## GOAL OF THE EXERCISE
Your answer must consist of the records exactly as given, with no pictures included.

####

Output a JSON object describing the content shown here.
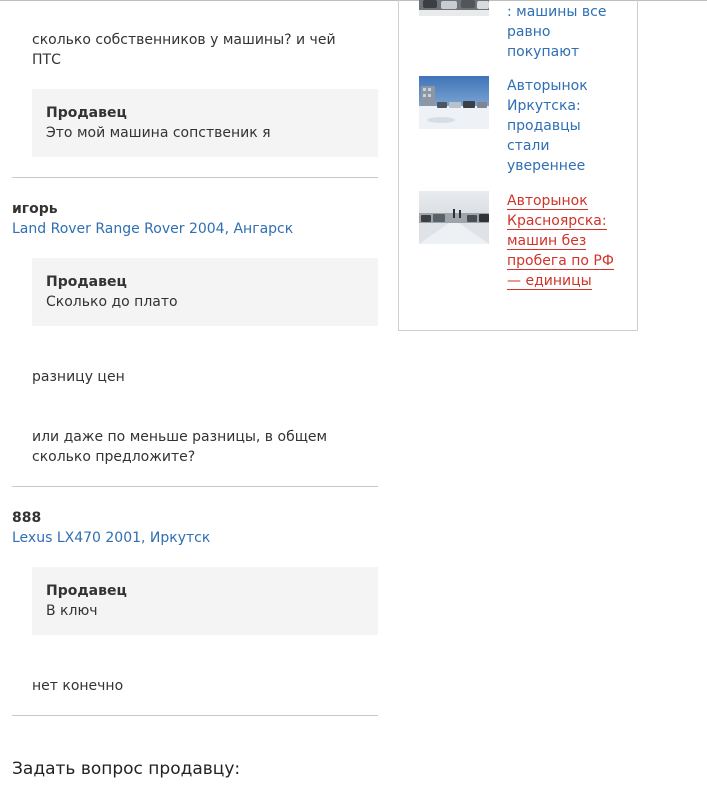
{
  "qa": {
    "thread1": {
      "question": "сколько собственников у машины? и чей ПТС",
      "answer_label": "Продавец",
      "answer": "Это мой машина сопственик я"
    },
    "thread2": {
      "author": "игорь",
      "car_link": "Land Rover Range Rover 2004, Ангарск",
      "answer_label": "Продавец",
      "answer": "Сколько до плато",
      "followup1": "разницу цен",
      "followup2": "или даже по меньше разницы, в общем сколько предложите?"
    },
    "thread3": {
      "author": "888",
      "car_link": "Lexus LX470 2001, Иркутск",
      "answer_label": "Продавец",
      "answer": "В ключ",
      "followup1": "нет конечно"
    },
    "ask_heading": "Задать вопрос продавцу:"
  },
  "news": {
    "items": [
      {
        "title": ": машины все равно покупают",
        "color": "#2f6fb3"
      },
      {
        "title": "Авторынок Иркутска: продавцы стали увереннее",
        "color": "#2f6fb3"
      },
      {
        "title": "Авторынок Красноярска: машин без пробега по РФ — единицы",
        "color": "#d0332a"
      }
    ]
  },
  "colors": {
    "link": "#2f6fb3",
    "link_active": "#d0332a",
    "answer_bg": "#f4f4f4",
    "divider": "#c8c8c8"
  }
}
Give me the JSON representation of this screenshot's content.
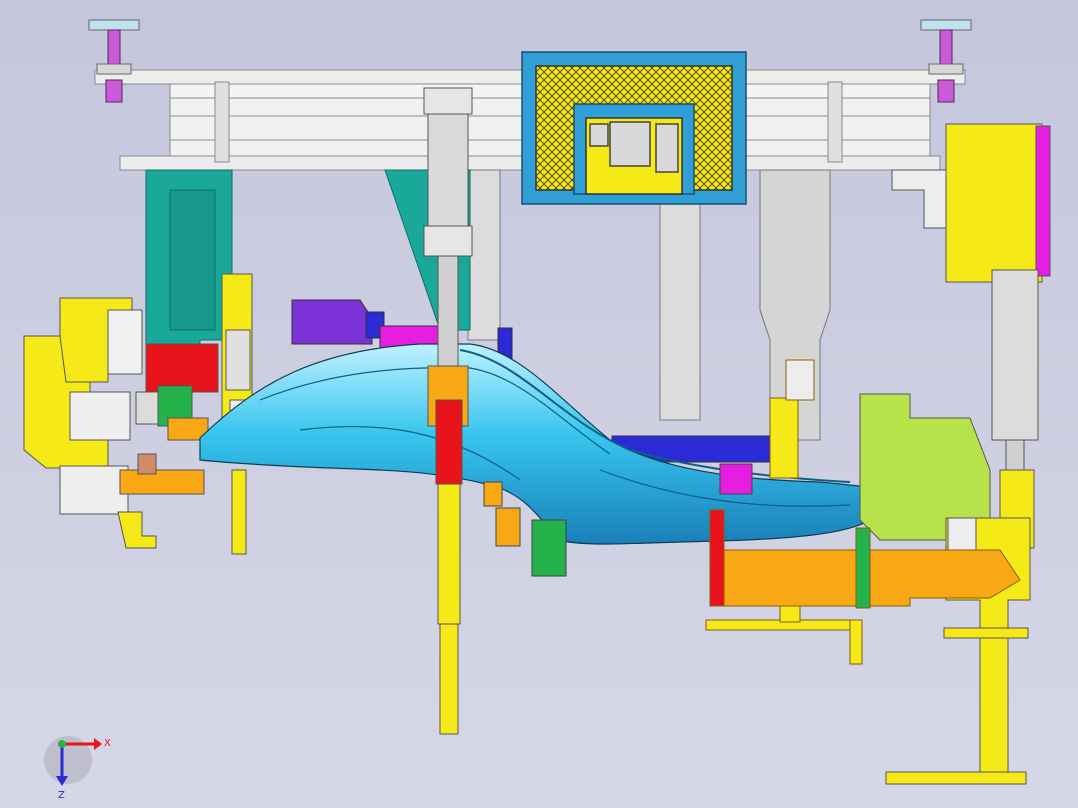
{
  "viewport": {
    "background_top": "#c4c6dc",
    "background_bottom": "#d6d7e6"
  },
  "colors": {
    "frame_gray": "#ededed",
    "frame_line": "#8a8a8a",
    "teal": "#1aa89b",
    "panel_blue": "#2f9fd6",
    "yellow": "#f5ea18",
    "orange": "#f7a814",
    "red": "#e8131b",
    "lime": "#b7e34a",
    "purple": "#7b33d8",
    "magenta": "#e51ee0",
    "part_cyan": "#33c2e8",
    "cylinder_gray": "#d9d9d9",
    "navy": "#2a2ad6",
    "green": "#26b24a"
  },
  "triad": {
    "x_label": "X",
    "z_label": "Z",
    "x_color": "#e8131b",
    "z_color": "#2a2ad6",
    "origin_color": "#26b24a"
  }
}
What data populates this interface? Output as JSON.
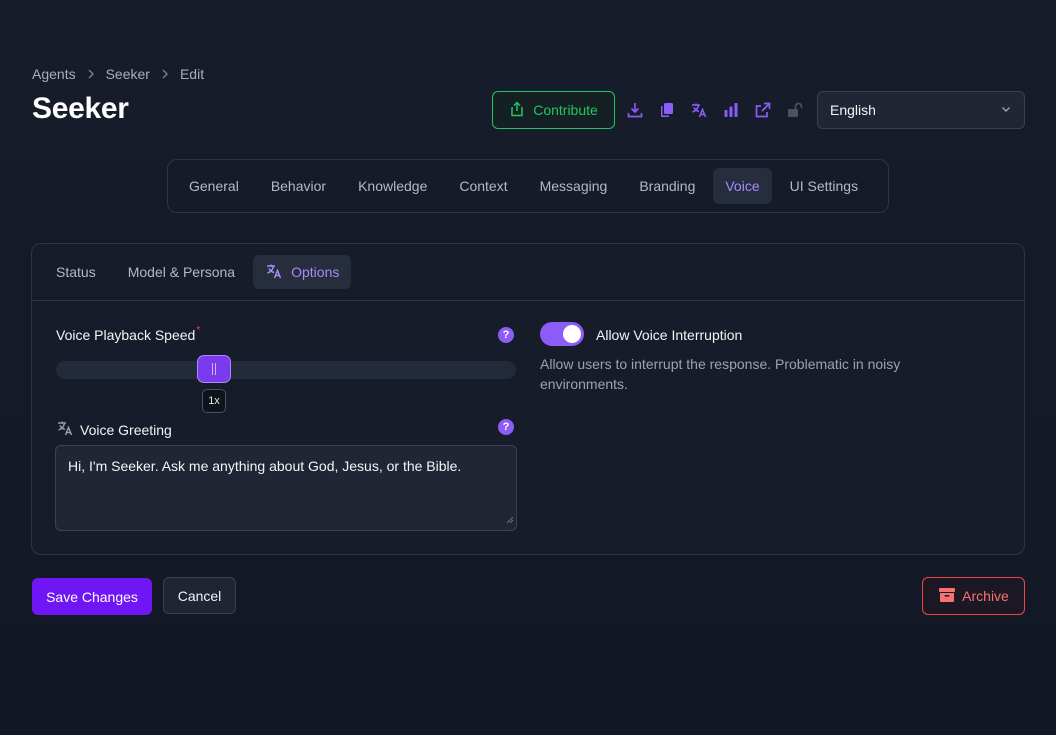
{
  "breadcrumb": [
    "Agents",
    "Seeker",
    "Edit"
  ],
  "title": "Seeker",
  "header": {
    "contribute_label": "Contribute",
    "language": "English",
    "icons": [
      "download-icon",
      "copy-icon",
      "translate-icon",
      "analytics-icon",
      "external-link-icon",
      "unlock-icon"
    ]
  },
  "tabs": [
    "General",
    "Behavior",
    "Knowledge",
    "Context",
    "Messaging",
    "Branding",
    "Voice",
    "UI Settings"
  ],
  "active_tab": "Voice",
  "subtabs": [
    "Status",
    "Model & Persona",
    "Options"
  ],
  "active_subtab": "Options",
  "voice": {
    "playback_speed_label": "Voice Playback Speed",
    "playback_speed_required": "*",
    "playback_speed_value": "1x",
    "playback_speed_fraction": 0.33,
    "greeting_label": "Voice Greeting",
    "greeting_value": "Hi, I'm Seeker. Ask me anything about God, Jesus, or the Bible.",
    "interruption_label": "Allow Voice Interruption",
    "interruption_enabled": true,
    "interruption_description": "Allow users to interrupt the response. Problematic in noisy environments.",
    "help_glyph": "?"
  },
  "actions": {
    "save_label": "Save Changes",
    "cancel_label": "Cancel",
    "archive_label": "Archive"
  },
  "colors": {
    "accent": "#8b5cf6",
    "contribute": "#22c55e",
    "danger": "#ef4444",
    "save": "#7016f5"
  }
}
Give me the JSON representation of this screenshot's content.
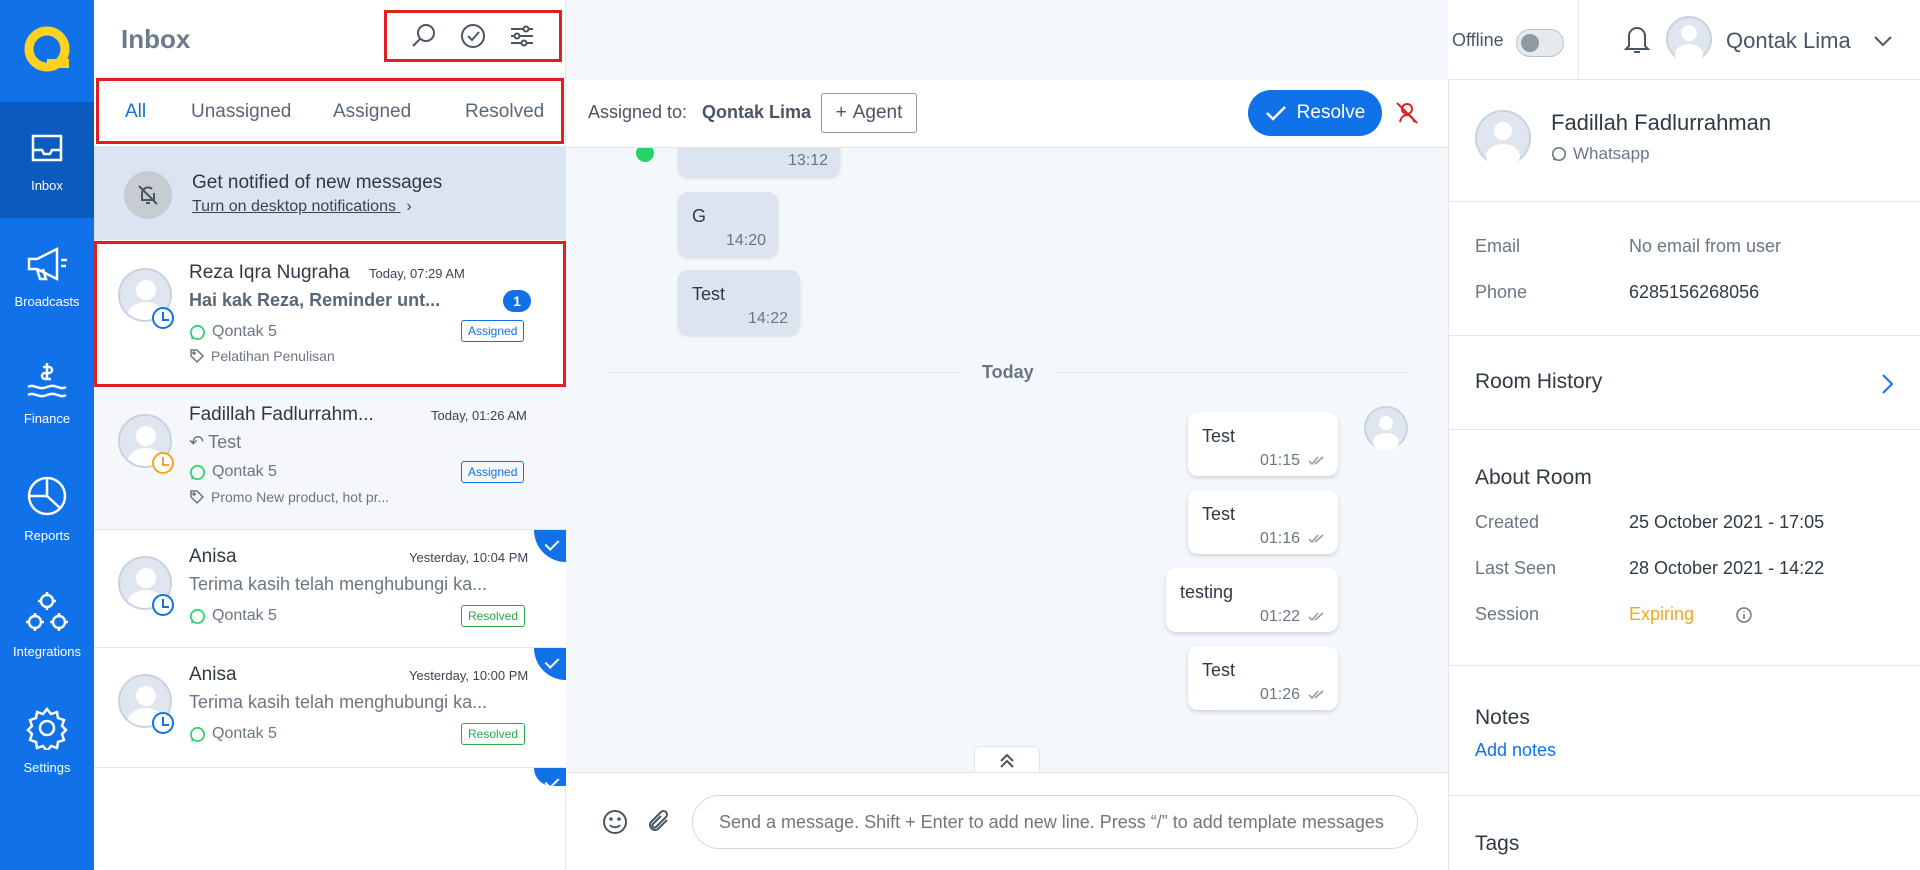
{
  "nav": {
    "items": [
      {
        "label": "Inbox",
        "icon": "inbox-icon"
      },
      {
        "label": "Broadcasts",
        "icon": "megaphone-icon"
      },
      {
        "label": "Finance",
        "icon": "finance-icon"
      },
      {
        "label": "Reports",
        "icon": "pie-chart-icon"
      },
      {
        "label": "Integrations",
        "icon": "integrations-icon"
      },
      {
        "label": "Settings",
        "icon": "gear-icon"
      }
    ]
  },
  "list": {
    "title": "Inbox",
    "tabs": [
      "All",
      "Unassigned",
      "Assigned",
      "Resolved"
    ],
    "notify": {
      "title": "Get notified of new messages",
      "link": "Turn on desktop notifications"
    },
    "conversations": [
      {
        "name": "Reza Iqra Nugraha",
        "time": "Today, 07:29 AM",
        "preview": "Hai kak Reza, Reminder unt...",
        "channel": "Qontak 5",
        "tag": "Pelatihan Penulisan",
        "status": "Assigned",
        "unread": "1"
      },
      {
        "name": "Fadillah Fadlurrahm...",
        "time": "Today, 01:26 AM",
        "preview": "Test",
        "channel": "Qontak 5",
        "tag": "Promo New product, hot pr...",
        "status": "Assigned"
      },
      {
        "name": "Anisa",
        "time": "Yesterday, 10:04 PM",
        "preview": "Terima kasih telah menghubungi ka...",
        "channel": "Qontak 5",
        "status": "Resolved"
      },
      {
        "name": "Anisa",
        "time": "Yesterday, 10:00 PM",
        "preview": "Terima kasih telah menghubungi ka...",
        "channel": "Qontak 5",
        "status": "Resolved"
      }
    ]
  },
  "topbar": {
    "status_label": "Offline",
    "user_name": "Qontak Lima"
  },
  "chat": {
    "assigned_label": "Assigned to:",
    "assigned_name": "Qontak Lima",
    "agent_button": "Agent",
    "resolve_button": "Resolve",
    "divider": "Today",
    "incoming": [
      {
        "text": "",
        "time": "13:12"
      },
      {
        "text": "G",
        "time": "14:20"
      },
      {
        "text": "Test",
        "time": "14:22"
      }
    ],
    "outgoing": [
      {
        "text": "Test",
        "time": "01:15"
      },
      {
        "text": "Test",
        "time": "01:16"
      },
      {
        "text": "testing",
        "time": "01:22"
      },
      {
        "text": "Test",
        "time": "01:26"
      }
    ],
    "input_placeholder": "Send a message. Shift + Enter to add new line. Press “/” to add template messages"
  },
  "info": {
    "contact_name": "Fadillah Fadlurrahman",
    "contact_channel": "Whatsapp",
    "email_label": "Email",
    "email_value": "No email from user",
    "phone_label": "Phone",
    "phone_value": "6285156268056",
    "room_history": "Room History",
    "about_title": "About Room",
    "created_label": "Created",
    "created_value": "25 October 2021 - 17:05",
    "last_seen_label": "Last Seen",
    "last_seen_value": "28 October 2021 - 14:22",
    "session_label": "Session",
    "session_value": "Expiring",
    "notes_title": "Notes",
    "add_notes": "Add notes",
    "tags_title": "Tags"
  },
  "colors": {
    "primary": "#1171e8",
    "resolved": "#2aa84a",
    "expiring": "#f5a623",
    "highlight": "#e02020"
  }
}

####

## ANSWER BELOW
Output a JSON object describing the content shown here.
{
  "qa": {
    "thread1": {
      "question": "сколько собственников у машины? и чей ПТС",
      "answer_label": "Продавец",
      "answer": "Это мой машина сопственик я"
    },
    "thread2": {
      "author": "игорь",
      "car_link": "Land Rover Range Rover 2004, Ангарск",
      "answer_label": "Продавец",
      "answer": "Сколько до плато",
      "followup1": "разницу цен",
      "followup2": "или даже по меньше разницы, в общем сколько предложите?"
    },
    "thread3": {
      "author": "888",
      "car_link": "Lexus LX470 2001, Иркутск",
      "answer_label": "Продавец",
      "answer": "В ключ",
      "followup1": "нет конечно"
    },
    "ask_heading": "Задать вопрос продавцу:"
  },
  "news": {
    "items": [
      {
        "title": ": машины все равно покупают",
        "color": "#2f6fb3"
      },
      {
        "title": "Авторынок Иркутска: продавцы стали увереннее",
        "color": "#2f6fb3"
      },
      {
        "title": "Авторынок Красноярска: машин без пробега по РФ — единицы",
        "color": "#d0332a"
      }
    ]
  },
  "colors": {
    "link": "#2f6fb3",
    "link_active": "#d0332a",
    "answer_bg": "#f4f4f4",
    "divider": "#c8c8c8"
  }
}
Give me the JSON representation of this screenshot's content.
{
  "viewport": {
    "background_top": "#c4c6dc",
    "background_bottom": "#d6d7e6"
  },
  "colors": {
    "frame_gray": "#ededed",
    "frame_line": "#8a8a8a",
    "teal": "#1aa89b",
    "panel_blue": "#2f9fd6",
    "yellow": "#f5ea18",
    "orange": "#f7a814",
    "red": "#e8131b",
    "lime": "#b7e34a",
    "purple": "#7b33d8",
    "magenta": "#e51ee0",
    "part_cyan": "#33c2e8",
    "cylinder_gray": "#d9d9d9",
    "navy": "#2a2ad6",
    "green": "#26b24a"
  },
  "triad": {
    "x_label": "X",
    "z_label": "Z",
    "x_color": "#e8131b",
    "z_color": "#2a2ad6",
    "origin_color": "#26b24a"
  }
}
What data populates this interface? Output as JSON.
{
  "breadcrumb": [
    "Agents",
    "Seeker",
    "Edit"
  ],
  "title": "Seeker",
  "header": {
    "contribute_label": "Contribute",
    "language": "English",
    "icons": [
      "download-icon",
      "copy-icon",
      "translate-icon",
      "analytics-icon",
      "external-link-icon",
      "unlock-icon"
    ]
  },
  "tabs": [
    "General",
    "Behavior",
    "Knowledge",
    "Context",
    "Messaging",
    "Branding",
    "Voice",
    "UI Settings"
  ],
  "active_tab": "Voice",
  "subtabs": [
    "Status",
    "Model & Persona",
    "Options"
  ],
  "active_subtab": "Options",
  "voice": {
    "playback_speed_label": "Voice Playback Speed",
    "playback_speed_required": "*",
    "playback_speed_value": "1x",
    "playback_speed_fraction": 0.33,
    "greeting_label": "Voice Greeting",
    "greeting_value": "Hi, I'm Seeker. Ask me anything about God, Jesus, or the Bible.",
    "interruption_label": "Allow Voice Interruption",
    "interruption_enabled": true,
    "interruption_description": "Allow users to interrupt the response. Problematic in noisy environments.",
    "help_glyph": "?"
  },
  "actions": {
    "save_label": "Save Changes",
    "cancel_label": "Cancel",
    "archive_label": "Archive"
  },
  "colors": {
    "accent": "#8b5cf6",
    "contribute": "#22c55e",
    "danger": "#ef4444",
    "save": "#7016f5"
  }
}
Give me the JSON representation of this screenshot's content.
{
  "nav": {
    "items": [
      {
        "label": "Inbox",
        "icon": "inbox-icon"
      },
      {
        "label": "Broadcasts",
        "icon": "megaphone-icon"
      },
      {
        "label": "Finance",
        "icon": "finance-icon"
      },
      {
        "label": "Reports",
        "icon": "pie-chart-icon"
      },
      {
        "label": "Integrations",
        "icon": "integrations-icon"
      },
      {
        "label": "Settings",
        "icon": "gear-icon"
      }
    ]
  },
  "list": {
    "title": "Inbox",
    "tabs": [
      "All",
      "Unassigned",
      "Assigned",
      "Resolved"
    ],
    "notify": {
      "title": "Get notified of new messages",
      "link": "Turn on desktop notifications"
    },
    "conversations": [
      {
        "name": "Reza Iqra Nugraha",
        "time": "Today, 07:29 AM",
        "preview": "Hai kak Reza, Reminder unt...",
        "channel": "Qontak 5",
        "tag": "Pelatihan Penulisan",
        "status": "Assigned",
        "unread": "1"
      },
      {
        "name": "Fadillah Fadlurrahm...",
        "time": "Today, 01:26 AM",
        "preview": "Test",
        "channel": "Qontak 5",
        "tag": "Promo New product, hot pr...",
        "status": "Assigned"
      },
      {
        "name": "Anisa",
        "time": "Yesterday, 10:04 PM",
        "preview": "Terima kasih telah menghubungi ka...",
        "channel": "Qontak 5",
        "status": "Resolved"
      },
      {
        "name": "Anisa",
        "time": "Yesterday, 10:00 PM",
        "preview": "Terima kasih telah menghubungi ka...",
        "channel": "Qontak 5",
        "status": "Resolved"
      }
    ]
  },
  "topbar": {
    "status_label": "Offline",
    "user_name": "Qontak Lima"
  },
  "chat": {
    "assigned_label": "Assigned to:",
    "assigned_name": "Qontak Lima",
    "agent_button": "Agent",
    "resolve_button": "Resolve",
    "divider": "Today",
    "incoming": [
      {
        "text": "",
        "time": "13:12"
      },
      {
        "text": "G",
        "time": "14:20"
      },
      {
        "text": "Test",
        "time": "14:22"
      }
    ],
    "outgoing": [
      {
        "text": "Test",
        "time": "01:15"
      },
      {
        "text": "Test",
        "time": "01:16"
      },
      {
        "text": "testing",
        "time": "01:22"
      },
      {
        "text": "Test",
        "time": "01:26"
      }
    ],
    "input_placeholder": "Send a message. Shift + Enter to add new line. Press “/” to add template messages"
  },
  "info": {
    "contact_name": "Fadillah Fadlurrahman",
    "contact_channel": "Whatsapp",
    "email_label": "Email",
    "email_value": "No email from user",
    "phone_label": "Phone",
    "phone_value": "6285156268056",
    "room_history": "Room History",
    "about_title": "About Room",
    "created_label": "Created",
    "created_value": "25 October 2021 - 17:05",
    "last_seen_label": "Last Seen",
    "last_seen_value": "28 October 2021 - 14:22",
    "session_label": "Session",
    "session_value": "Expiring",
    "notes_title": "Notes",
    "add_notes": "Add notes",
    "tags_title": "Tags"
  },
  "colors": {
    "primary": "#1171e8",
    "resolved": "#2aa84a",
    "expiring": "#f5a623",
    "highlight": "#e02020"
  }
}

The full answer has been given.